Mounsey knew that when Russian rulers died, their close associates ran the risk of exile to Siberia. So Mounsey appealed to Catherine II to let him return to Scotland under the pretense of “ill health.” What Catherine didn’t know is that when Mounsey left, he smuggled out several pounds of rhubarb seeds with him. Gardeners in the UK can thank Mounsey and his daring escapade for the rhubarb that flourishes in home gardens there.
It would be the 1800s before rhubarb was commonly cultivated as a food in western Europe; Victoria rhubarb is named in honor of Queen Victoria, who ascended the English throne in 1837. We can thank Benjamin Franklin for introducing rhubarb to America as early as the 1770s, when he sent some rhubarb seeds to a friend in Philadelphia.

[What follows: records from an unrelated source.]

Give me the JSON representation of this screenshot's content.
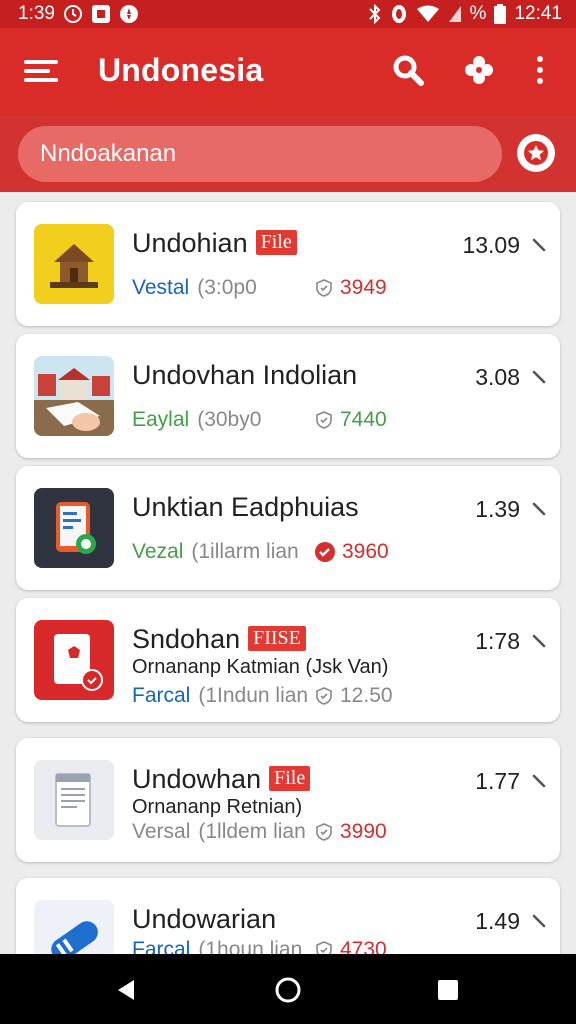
{
  "status": {
    "time_left": "1:39",
    "time_right": "12:41",
    "percent_glyph": "%"
  },
  "app": {
    "title": "Undonesia"
  },
  "search": {
    "value": "Nndoakanan"
  },
  "items": [
    {
      "title": "Undohian",
      "badge": "File",
      "version": "13.09",
      "tag": "Vestal",
      "info": "(3:0p0",
      "stat": "3949",
      "tag_color": "#1565c0",
      "stat_color": "#d32f2f",
      "stat_icon": "shield-outline",
      "icon": "house-icon"
    },
    {
      "title": "Undovhan Indolian",
      "badge": "",
      "version": "3.08",
      "tag": "Eaylal",
      "info": "(30by0",
      "stat": "7440",
      "tag_color": "#43a047",
      "stat_color": "#43a047",
      "stat_icon": "shield-outline",
      "icon": "book-town-icon"
    },
    {
      "title": "Unktian Eadphuias",
      "badge": "",
      "version": "1.39",
      "tag": "Vezal",
      "info": "(1illarm lian",
      "stat": "3960",
      "tag_color": "#43a047",
      "stat_color": "#d32f2f",
      "stat_icon": "check-filled",
      "icon": "phone-app-icon"
    },
    {
      "title": "Sndohan",
      "badge": "FIISE",
      "version": "1:78",
      "subtitle": "Ornananp Katmian (Jsk Van)",
      "tag": "Farcal",
      "info": "(1Indun lian",
      "stat": "12.50",
      "tag_color": "#1565c0",
      "stat_color": "#888888",
      "stat_icon": "shield-outline",
      "icon": "card-app-icon"
    },
    {
      "title": "Undowhan",
      "badge": "File",
      "version": "1.77",
      "subtitle": "Ornananp Retnian)",
      "tag": "Versal",
      "info": "(1lldem lian",
      "stat": "3990",
      "tag_color": "#888888",
      "stat_color": "#d32f2f",
      "stat_icon": "shield-outline",
      "icon": "document-icon"
    },
    {
      "title": "Undowarian",
      "badge": "",
      "version": "1.49",
      "tag": "Farcal",
      "info": "(1houn lian",
      "stat": "4730",
      "tag_color": "#1565c0",
      "stat_color": "#d32f2f",
      "stat_icon": "shield-outline",
      "icon": "pill-icon"
    }
  ],
  "colors": {
    "primary": "#d92b28",
    "status_bar": "#c5201f",
    "accent": "#e23a32"
  }
}
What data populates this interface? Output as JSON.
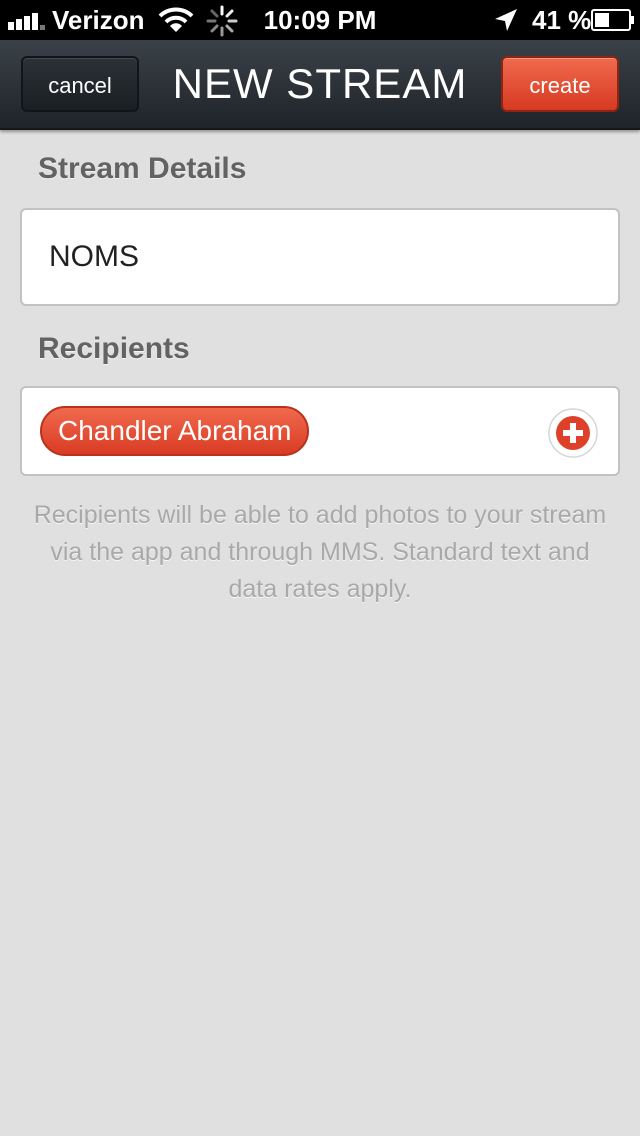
{
  "status_bar": {
    "carrier": "Verizon",
    "time": "10:09 PM",
    "battery_percent": "41 %",
    "signal_level": 4,
    "icons": [
      "signal-bars-icon",
      "wifi-icon",
      "activity-spinner-icon",
      "location-arrow-icon",
      "battery-icon"
    ]
  },
  "nav": {
    "title": "NEW STREAM",
    "cancel_label": "cancel",
    "create_label": "create"
  },
  "stream_details": {
    "heading": "Stream Details",
    "name_value": "NOMS"
  },
  "recipients": {
    "heading": "Recipients",
    "items": [
      {
        "name": "Chandler Abraham"
      }
    ],
    "add_icon": "plus-circle-icon",
    "note": "Recipients will be able to add photos to your stream via the app and through MMS. Standard text and data rates apply."
  },
  "colors": {
    "accent_red": "#e04a2f",
    "nav_dark": "#2a3035",
    "background": "#e0e0e0",
    "heading_gray": "#636363",
    "note_gray": "#a9a9a9"
  }
}
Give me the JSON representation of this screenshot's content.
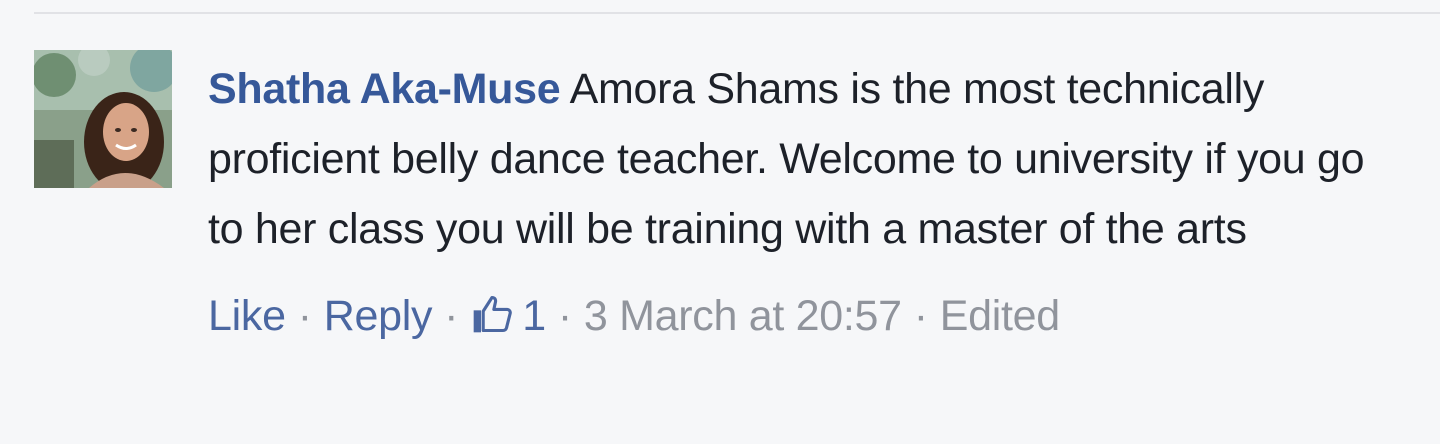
{
  "comment": {
    "avatar_icon": "profile-photo",
    "author": "Shatha Aka-Muse",
    "text": "Amora Shams is the most technically proficient belly dance teacher. Welcome to university if you go to her class you will be training with a master of the arts",
    "actions": {
      "like_label": "Like",
      "reply_label": "Reply",
      "like_icon": "thumbs-up-icon",
      "like_count": "1",
      "timestamp": "3 March at 20:57",
      "edited_label": "Edited",
      "separator": "·"
    }
  },
  "colors": {
    "background": "#f6f7f9",
    "author_link": "#365899",
    "action_link": "#4b67a1",
    "body_text": "#1d2129",
    "meta_text": "#90949c"
  }
}
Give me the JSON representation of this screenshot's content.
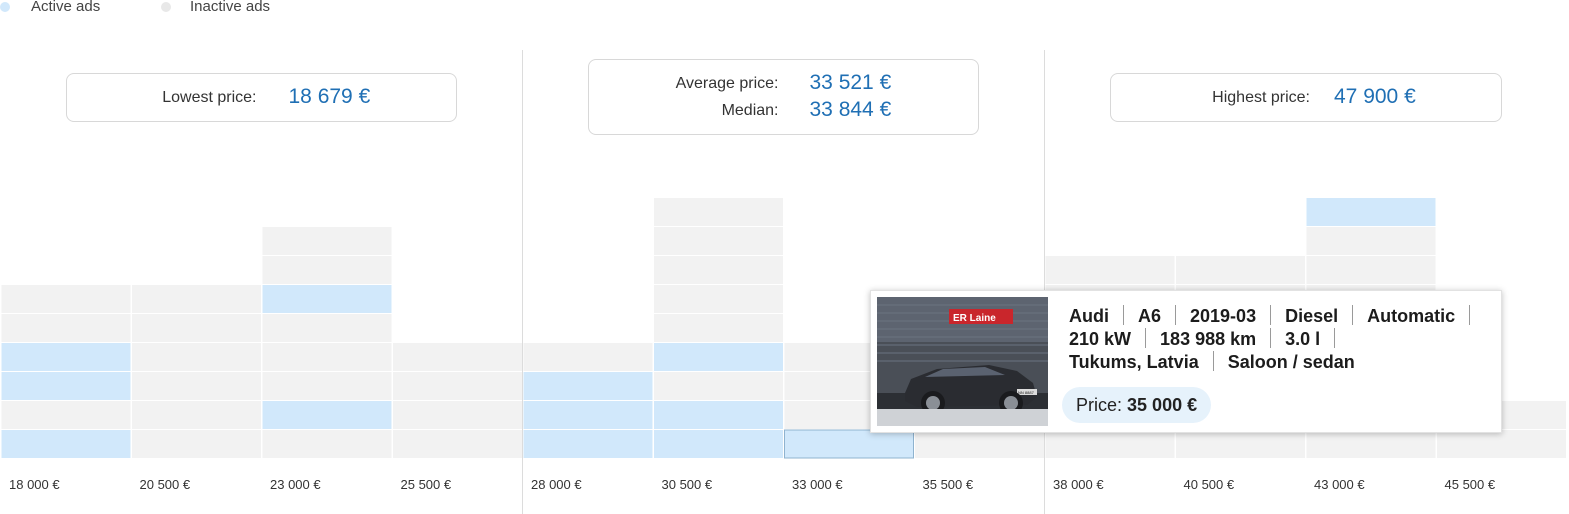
{
  "legend": {
    "active_label": "Active ads",
    "inactive_label": "Inactive ads",
    "active_color": "#d1e8fb",
    "inactive_color": "#e8e8e8"
  },
  "stats": {
    "lowest_label": "Lowest price:",
    "lowest_value": "18 679 €",
    "average_label": "Average price:",
    "average_value": "33 521 €",
    "median_label": "Median:",
    "median_value": "33 844 €",
    "highest_label": "Highest price:",
    "highest_value": "47 900 €"
  },
  "chart_data": {
    "type": "bar",
    "stacked": true,
    "categories": [
      "18 000 €",
      "20 500 €",
      "23 000 €",
      "25 500 €",
      "28 000 €",
      "30 500 €",
      "33 000 €",
      "35 500 €",
      "38 000 €",
      "40 500 €",
      "43 000 €",
      "45 500 €"
    ],
    "cells": [
      [
        "active",
        "inactive",
        "active",
        "active",
        "inactive",
        "inactive"
      ],
      [
        "inactive",
        "inactive",
        "inactive",
        "inactive",
        "inactive",
        "inactive"
      ],
      [
        "inactive",
        "active",
        "inactive",
        "inactive",
        "inactive",
        "active",
        "inactive",
        "inactive"
      ],
      [
        "inactive",
        "inactive",
        "inactive",
        "inactive"
      ],
      [
        "active",
        "active",
        "active",
        "inactive"
      ],
      [
        "active",
        "active",
        "inactive",
        "active",
        "inactive",
        "inactive",
        "inactive",
        "inactive",
        "inactive"
      ],
      [
        "active",
        "inactive",
        "inactive",
        "inactive"
      ],
      [
        "inactive",
        "inactive",
        "inactive",
        "inactive"
      ],
      [
        "inactive",
        "inactive",
        "inactive",
        "inactive",
        "inactive",
        "inactive",
        "inactive"
      ],
      [
        "inactive",
        "inactive",
        "inactive",
        "inactive",
        "inactive",
        "inactive",
        "inactive"
      ],
      [
        "inactive",
        "inactive",
        "inactive",
        "inactive",
        "inactive",
        "inactive",
        "inactive",
        "inactive",
        "active"
      ],
      [
        "inactive",
        "inactive"
      ]
    ],
    "active_counts": [
      4,
      0,
      2,
      0,
      3,
      3,
      1,
      0,
      0,
      0,
      1,
      0
    ],
    "inactive_counts": [
      2,
      6,
      6,
      4,
      1,
      6,
      3,
      4,
      7,
      7,
      8,
      2
    ],
    "highlighted": {
      "category_index": 6,
      "cell_index": 0
    },
    "colors": {
      "active": "#d1e8fb",
      "inactive": "#f2f2f2",
      "highlight": "#d1e8fb",
      "highlight_border": "#8fb3cf"
    },
    "legend": [
      "Active ads",
      "Inactive ads"
    ],
    "legend_position": "top-left"
  },
  "tooltip": {
    "line1": [
      "Audi",
      "A6",
      "2019-03",
      "Diesel",
      "Automatic"
    ],
    "line2": [
      "210 kW",
      "183 988 km",
      "3.0 l"
    ],
    "line3": [
      "Tukums, Latvia",
      "Saloon / sedan"
    ],
    "price_label": "Price:",
    "price_value": "35 000 €",
    "dealer_sign": "ER Laine",
    "plate": "NN 8887"
  }
}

And while rhubarb is technically a vegetable, in the 1940s American rhubarb growers successfully lobbied to have it classified as a fruit, which let them market it for higher profit.
In the world of theater and film, one time-tested way to create the overall sound of a crowd talking is to have people say rhubarb, watermelon, or soda water bottle over and over or in sequence, but all at different rates. The result is an active background noise that gives the impression of conversation. Try it at your next family gathering and see what it sounds like.
Did you know about the history of rhubarb? Are you excited to try growing it? Let us know what you think.